# If $A,B \subseteq X$, Show that $B=(A\cap B)\cup (B\setminus A)$

If $A,B \subseteq X$, Show that $B=(A\cap B)\cup(B\setminus A)$

$B=(A\cap B)\cup (B\setminus A)$

$=(A \cap B)\cup (B \cap\overline{A})$

$=(A\cap B)\cup (B\cap X)$

$=(A \cap B)\cup (B)$

In your proof you can add this $$(B\cap A)\cup(B\cap \overline A)=B\cap(A\cup \overline A)=B$$

Another way:
Clearly if $x\in(A\cap B)\cup(B\setminus A)$, then $x\in B$

If $x\in B$, we have two cases:

• $x\in A$. In this case $x\in(A\cap B)$

• $x\notin A$. In this case $x\in(B\setminus A)$

$$(B\cap A)\cup(B\cap \overline A)=(B \cap B)\cap(A\cup \overline A)=B$$

For me, these are often done mostly mechanically by translating from the set level to the logic level by expanding the definitions, and then using whatever laws of logic seem most appropriate, based on the structure of the formula.\newcommand{\calc}{\begin{align} \quad &} \newcommand{\op}[1]{\\ #1 \quad & \quad \unicode{x201c}} \newcommand{\hints}[1]{\mbox{#1} \\ \quad & \quad \phantom{\unicode{x201c}} } \newcommand{\hint}[1]{\mbox{#1} \unicode{x201d} \\ \quad & } \newcommand{\endcalc}{\end{align}} \newcommand{\ref}[1]{\text{(#1)}} \newcommand{\then}{\Rightarrow} \newcommand{\followsfrom}{\Leftarrow} \newcommand{\true}{\text{true}} \newcommand{\false}{\text{false}}

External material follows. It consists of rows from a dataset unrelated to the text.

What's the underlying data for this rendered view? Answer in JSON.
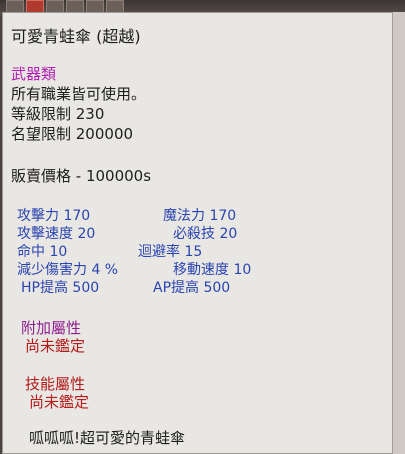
{
  "item": {
    "title": "可愛青蛙傘 (超越)",
    "category": "武器類",
    "job_requirement": "所有職業皆可使用。",
    "level_limit": "等級限制 230",
    "fame_limit": "名望限制 200000",
    "sell_price": "販賣價格 - 100000s"
  },
  "stats": {
    "attack": "攻擊力 170",
    "magic": "魔法力 170",
    "attack_speed": "攻擊速度 20",
    "crit": "必殺技 20",
    "accuracy": "命中 10",
    "evasion": "迴避率 15",
    "damage_reduction": "減少傷害力 4 %",
    "move_speed": "移動速度 10",
    "hp_up": "HP提高 500",
    "ap_up": "AP提高 500"
  },
  "extra": {
    "attr_heading": "附加屬性",
    "attr_value": "尚未鑑定",
    "skill_heading": "技能屬性",
    "skill_value": "尚未鑑定",
    "description": "呱呱呱!超可愛的青蛙傘"
  },
  "colors": {
    "panel_bg": "#e9e7e3",
    "stat_blue": "#2a44b0",
    "category_magenta": "#b21fb5",
    "unidentified_red": "#b31a1a"
  }
}
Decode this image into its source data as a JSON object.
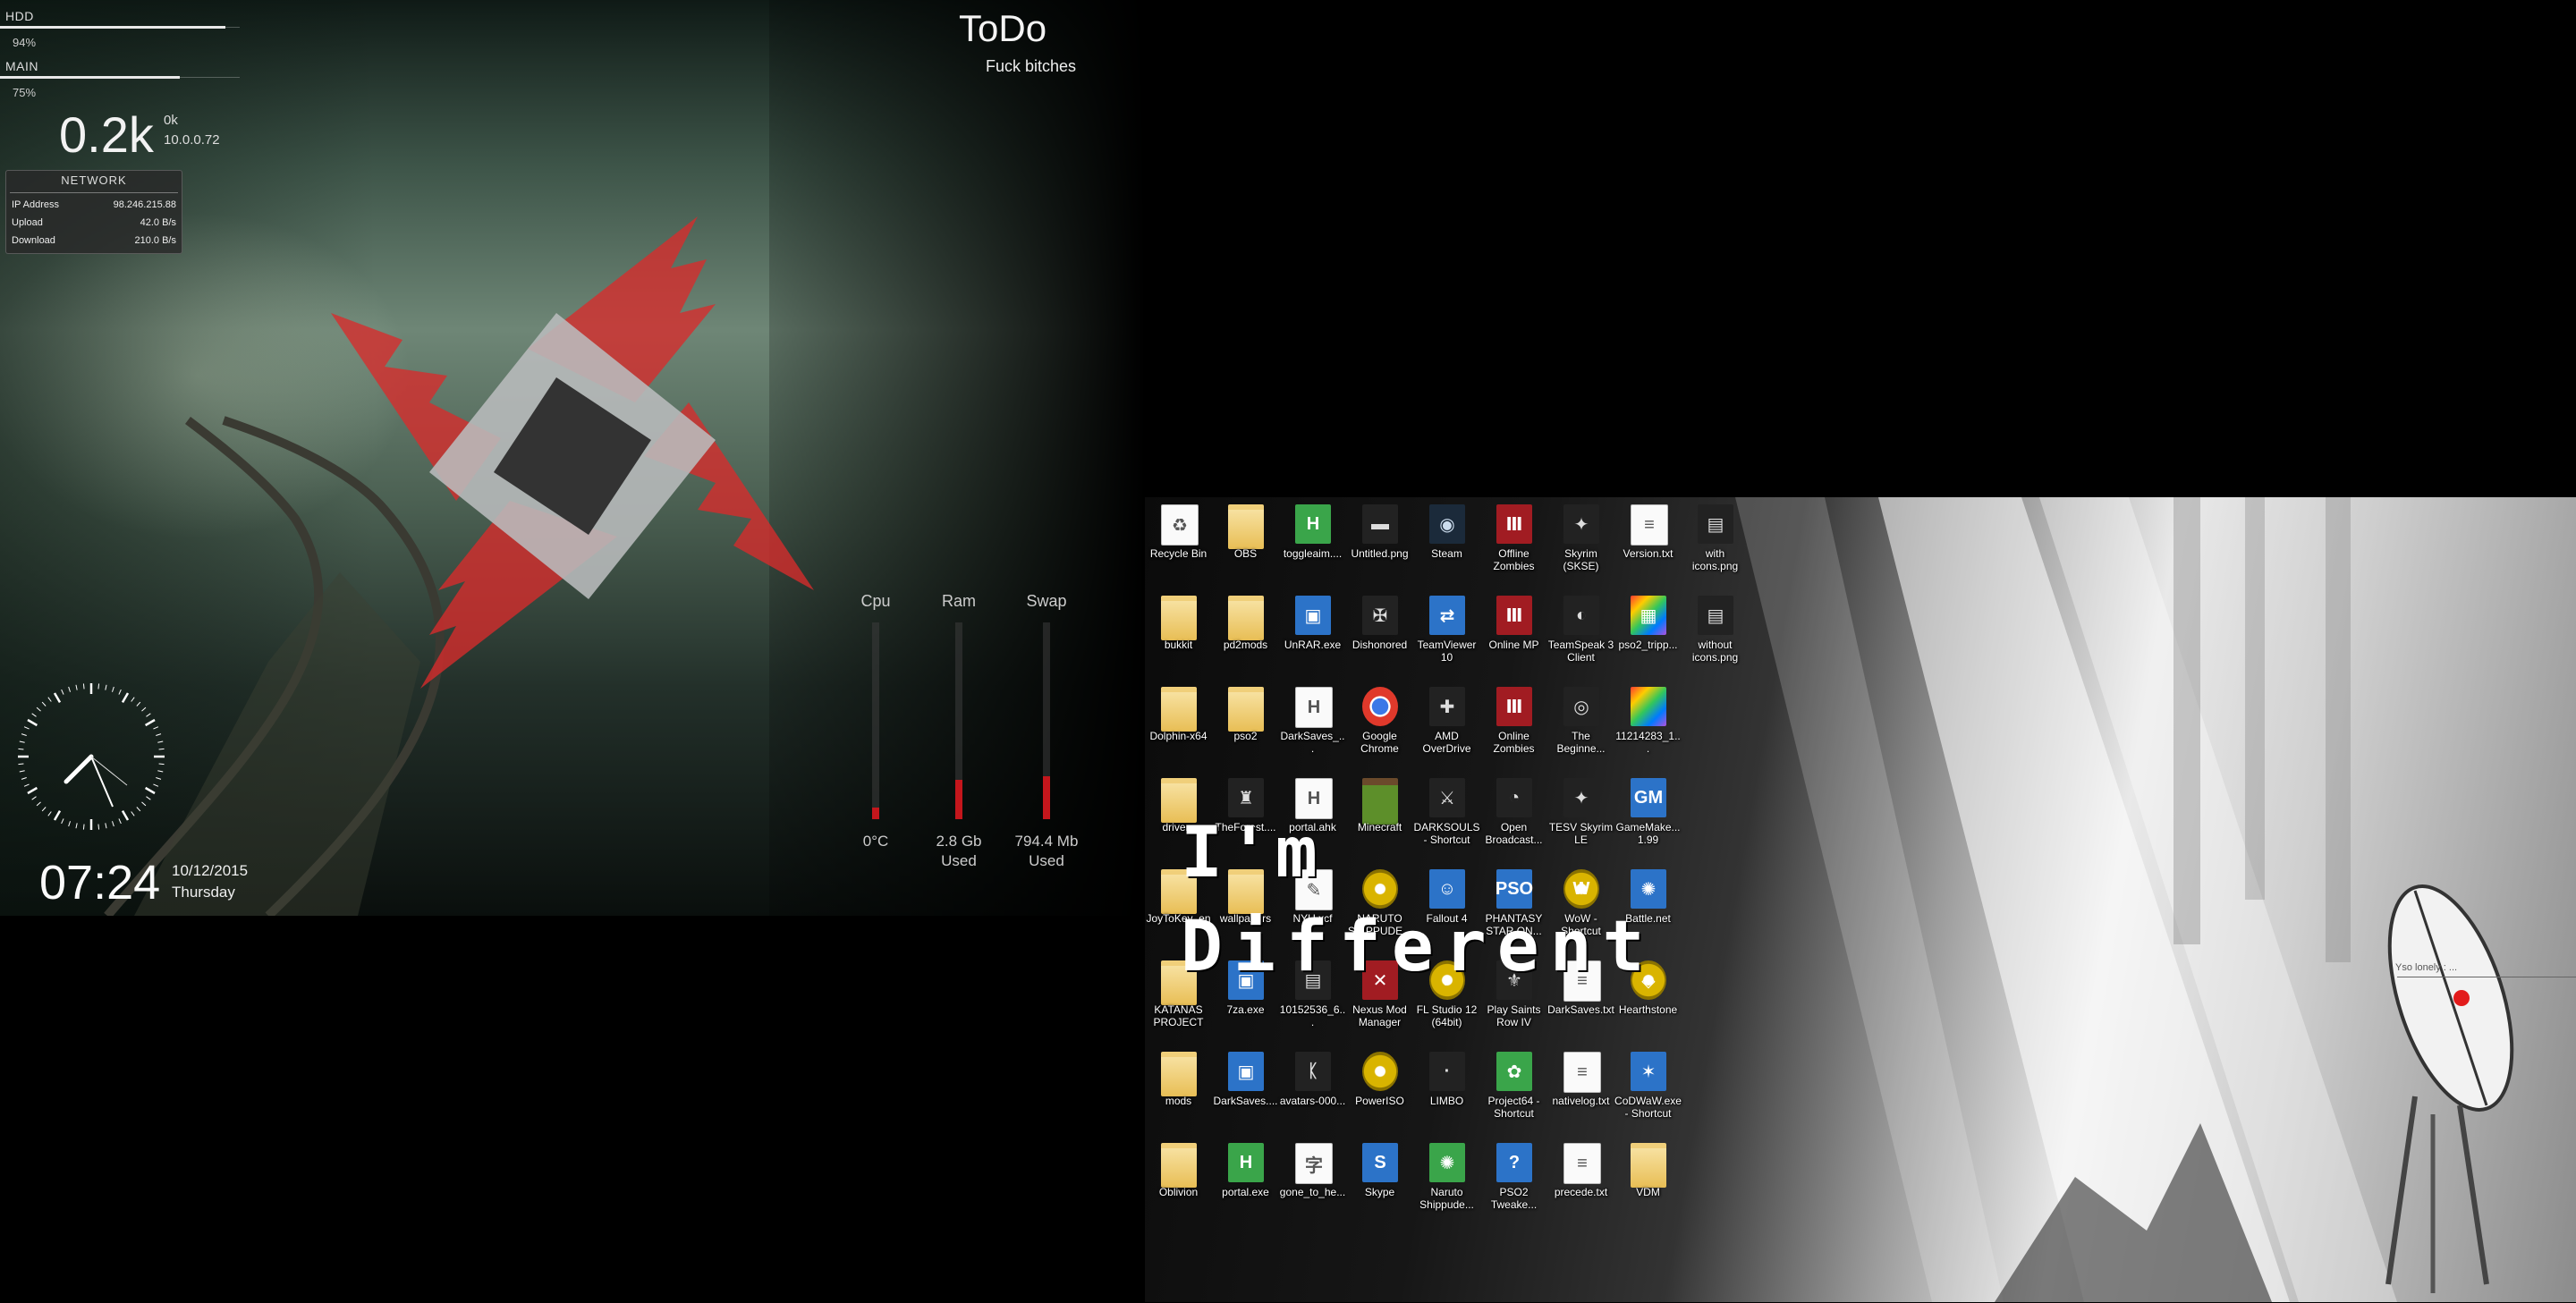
{
  "system_meters": {
    "hdd": {
      "label": "HDD",
      "percent_text": "94%",
      "level": 0.94
    },
    "main": {
      "label": "MAIN",
      "percent_text": "75%",
      "level": 0.75
    }
  },
  "network_speed": {
    "big": "0.2k",
    "small_1": "0k",
    "small_2": "10.0.0.72"
  },
  "network_panel": {
    "title": "NETWORK",
    "rows": [
      {
        "key": "IP Address",
        "value": "98.246.215.88"
      },
      {
        "key": "Upload",
        "value": "42.0 B/s"
      },
      {
        "key": "Download",
        "value": "210.0 B/s"
      }
    ]
  },
  "todo": {
    "title": "ToDo",
    "subtitle": "Fuck bitches"
  },
  "clock": {
    "time": "07:24",
    "date": "10/12/2015",
    "day": "Thursday"
  },
  "resource_meters": [
    {
      "label": "Cpu",
      "value_line1": "0°C",
      "value_line2": "",
      "level": 0.06
    },
    {
      "label": "Ram",
      "value_line1": "2.8 Gb",
      "value_line2": "Used",
      "level": 0.2
    },
    {
      "label": "Swap",
      "value_line1": "794.4 Mb",
      "value_line2": "Used",
      "level": 0.22
    }
  ],
  "desktop_icons": [
    [
      {
        "label": "Recycle Bin",
        "icon": "recycle-bin-icon",
        "style": "doc",
        "glyph": "♻"
      },
      {
        "label": "OBS",
        "icon": "folder-icon",
        "style": "folder",
        "glyph": ""
      },
      {
        "label": "toggleaim....",
        "icon": "autohotkey-icon",
        "style": "green",
        "glyph": "H"
      },
      {
        "label": "Untitled.png",
        "icon": "image-file-icon",
        "style": "dark",
        "glyph": "▬"
      },
      {
        "label": "Steam",
        "icon": "steam-icon",
        "style": "steam",
        "glyph": "◉"
      },
      {
        "label": "Offline Zombies",
        "icon": "game-icon",
        "style": "red",
        "glyph": "Ⅲ"
      },
      {
        "label": "Skyrim (SKSE)",
        "icon": "skyrim-icon",
        "style": "dark",
        "glyph": "✦"
      },
      {
        "label": "Version.txt",
        "icon": "text-file-icon",
        "style": "doc",
        "glyph": "≡"
      },
      {
        "label": "with icons.png",
        "icon": "image-file-icon",
        "style": "dark",
        "glyph": "▤"
      }
    ],
    [
      {
        "label": "bukkit",
        "icon": "folder-icon",
        "style": "folder",
        "glyph": ""
      },
      {
        "label": "pd2mods",
        "icon": "folder-icon",
        "style": "folder",
        "glyph": ""
      },
      {
        "label": "UnRAR.exe",
        "icon": "exe-icon",
        "style": "blue",
        "glyph": "▣"
      },
      {
        "label": "Dishonored",
        "icon": "dishonored-icon",
        "style": "dark",
        "glyph": "✠"
      },
      {
        "label": "TeamViewer 10",
        "icon": "teamviewer-icon",
        "style": "blue",
        "glyph": "⇄"
      },
      {
        "label": "Online MP",
        "icon": "game-icon",
        "style": "red",
        "glyph": "Ⅲ"
      },
      {
        "label": "TeamSpeak 3 Client",
        "icon": "teamspeak-icon",
        "style": "dark",
        "glyph": "◐"
      },
      {
        "label": "pso2_tripp...",
        "icon": "archive-icon",
        "style": "multi",
        "glyph": "▦"
      },
      {
        "label": "without icons.png",
        "icon": "image-file-icon",
        "style": "dark",
        "glyph": "▤"
      }
    ],
    [
      {
        "label": "Dolphin-x64",
        "icon": "folder-icon",
        "style": "folder",
        "glyph": ""
      },
      {
        "label": "pso2",
        "icon": "folder-icon",
        "style": "folder",
        "glyph": ""
      },
      {
        "label": "DarkSaves_...",
        "icon": "autohotkey-icon",
        "style": "doc",
        "glyph": "H"
      },
      {
        "label": "Google Chrome",
        "icon": "chrome-icon",
        "style": "chrome",
        "glyph": ""
      },
      {
        "label": "AMD OverDrive",
        "icon": "amd-icon",
        "style": "dark",
        "glyph": "✚"
      },
      {
        "label": "Online Zombies",
        "icon": "game-icon",
        "style": "red",
        "glyph": "Ⅲ"
      },
      {
        "label": "The Beginne...",
        "icon": "game-icon",
        "style": "dark",
        "glyph": "◎"
      },
      {
        "label": "11214283_1...",
        "icon": "image-file-icon",
        "style": "multi",
        "glyph": ""
      }
    ],
    [
      {
        "label": "drivers",
        "icon": "folder-icon",
        "style": "folder",
        "glyph": ""
      },
      {
        "label": "TheForest....",
        "icon": "game-icon",
        "style": "dark",
        "glyph": "♜"
      },
      {
        "label": "portal.ahk",
        "icon": "autohotkey-icon",
        "style": "doc",
        "glyph": "H"
      },
      {
        "label": "Minecraft",
        "icon": "minecraft-icon",
        "style": "mine",
        "glyph": ""
      },
      {
        "label": "DARKSOULS - Shortcut",
        "icon": "game-icon",
        "style": "dark",
        "glyph": "⚔"
      },
      {
        "label": "Open Broadcast...",
        "icon": "obs-icon",
        "style": "dark",
        "glyph": "◔"
      },
      {
        "label": "TESV Skyrim LE",
        "icon": "skyrim-icon",
        "style": "dark",
        "glyph": "✦"
      },
      {
        "label": "GameMake... 1.99",
        "icon": "gamemaker-icon",
        "style": "blue",
        "glyph": "GM"
      }
    ],
    [
      {
        "label": "JoyToKey_en",
        "icon": "folder-icon",
        "style": "folder",
        "glyph": ""
      },
      {
        "label": "wallpapers",
        "icon": "folder-icon",
        "style": "folder",
        "glyph": ""
      },
      {
        "label": "NYU.xcf",
        "icon": "gimp-icon",
        "style": "doc",
        "glyph": "✎"
      },
      {
        "label": "NARUTO SHIPPUDE...",
        "icon": "naruto-icon",
        "style": "gold",
        "glyph": ""
      },
      {
        "label": "Fallout 4",
        "icon": "fallout-icon",
        "style": "blue",
        "glyph": "☺"
      },
      {
        "label": "PHANTASY STAR ON...",
        "icon": "pso-icon",
        "style": "blue",
        "glyph": "PSO"
      },
      {
        "label": "WoW - Shortcut",
        "icon": "wow-icon",
        "style": "gold",
        "glyph": "W"
      },
      {
        "label": "Battle.net",
        "icon": "battlenet-icon",
        "style": "blue",
        "glyph": "✺"
      }
    ],
    [
      {
        "label": "KATANAS PROJECT",
        "icon": "folder-icon",
        "style": "folder",
        "glyph": ""
      },
      {
        "label": "7za.exe",
        "icon": "exe-icon",
        "style": "blue",
        "glyph": "▣"
      },
      {
        "label": "10152536_6...",
        "icon": "image-file-icon",
        "style": "dark",
        "glyph": "▤"
      },
      {
        "label": "Nexus Mod Manager",
        "icon": "nexus-icon",
        "style": "red",
        "glyph": "✕"
      },
      {
        "label": "FL Studio 12 (64bit)",
        "icon": "flstudio-icon",
        "style": "gold",
        "glyph": "♪"
      },
      {
        "label": "Play Saints Row IV",
        "icon": "game-icon",
        "style": "dark",
        "glyph": "⚜"
      },
      {
        "label": "DarkSaves.txt",
        "icon": "text-file-icon",
        "style": "doc",
        "glyph": "≡"
      },
      {
        "label": "Hearthstone",
        "icon": "hearthstone-icon",
        "style": "gold",
        "glyph": "◈"
      }
    ],
    [
      {
        "label": "mods",
        "icon": "folder-icon",
        "style": "folder",
        "glyph": ""
      },
      {
        "label": "DarkSaves....",
        "icon": "exe-icon",
        "style": "blue",
        "glyph": "▣"
      },
      {
        "label": "avatars-000...",
        "icon": "image-file-icon",
        "style": "dark",
        "glyph": "ᛕ"
      },
      {
        "label": "PowerISO",
        "icon": "poweriso-icon",
        "style": "gold",
        "glyph": ""
      },
      {
        "label": "LIMBO",
        "icon": "limbo-icon",
        "style": "dark",
        "glyph": "·"
      },
      {
        "label": "Project64 - Shortcut",
        "icon": "project64-icon",
        "style": "green",
        "glyph": "✿"
      },
      {
        "label": "nativelog.txt",
        "icon": "text-file-icon",
        "style": "doc",
        "glyph": "≡"
      },
      {
        "label": "CoDWaW.exe - Shortcut",
        "icon": "cod-icon",
        "style": "blue",
        "glyph": "✶"
      }
    ],
    [
      {
        "label": "Oblivion",
        "icon": "folder-icon",
        "style": "folder",
        "glyph": ""
      },
      {
        "label": "portal.exe",
        "icon": "autohotkey-icon",
        "style": "green",
        "glyph": "H"
      },
      {
        "label": "gone_to_he...",
        "icon": "image-file-icon",
        "style": "doc",
        "glyph": "字"
      },
      {
        "label": "Skype",
        "icon": "skype-icon",
        "style": "blue",
        "glyph": "S"
      },
      {
        "label": "Naruto Shippude...",
        "icon": "naruto-icon",
        "style": "green",
        "glyph": "✺"
      },
      {
        "label": "PSO2 Tweake...",
        "icon": "pso-icon",
        "style": "blue",
        "glyph": "?"
      },
      {
        "label": "precede.txt",
        "icon": "text-file-icon",
        "style": "doc",
        "glyph": "≡"
      },
      {
        "label": "VDM",
        "icon": "folder-icon",
        "style": "folder",
        "glyph": ""
      }
    ]
  ],
  "overlay_text": {
    "line1": "I'm",
    "line2": "Different"
  },
  "wallpaper_callout": "Yso lonely : ...",
  "colors": {
    "meter_red": "#c4161c",
    "logo_red": "#d92b2b",
    "logo_grey": "#b9bcbd",
    "logo_dark": "#333333"
  }
}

Since this problem looks like a simplification problem, we start by investigating which $\;x\;$ are elements of the right hand side set, and work towards the left hand side: $$\calc x \in (A\cap B)\cup (B\setminus A) \op=\hint{definitions of \;\cup,\cap,\setminus\;} (x \in A \land x \in B) \lor (x \in B \land x \not\in A) \op=\hints{logic: \;\land\; distributes over \;\lor\;} \hint{-- since we want to end up with a single \;B\;} (x \in A \lor x \not\in A) \land x \in B \op=\hint{logic: excluded middle} \true \land x \in B \op=\hint{logic: simplify} x \in B \endcalc$$ So, by set extensionality, we've proved the original statement.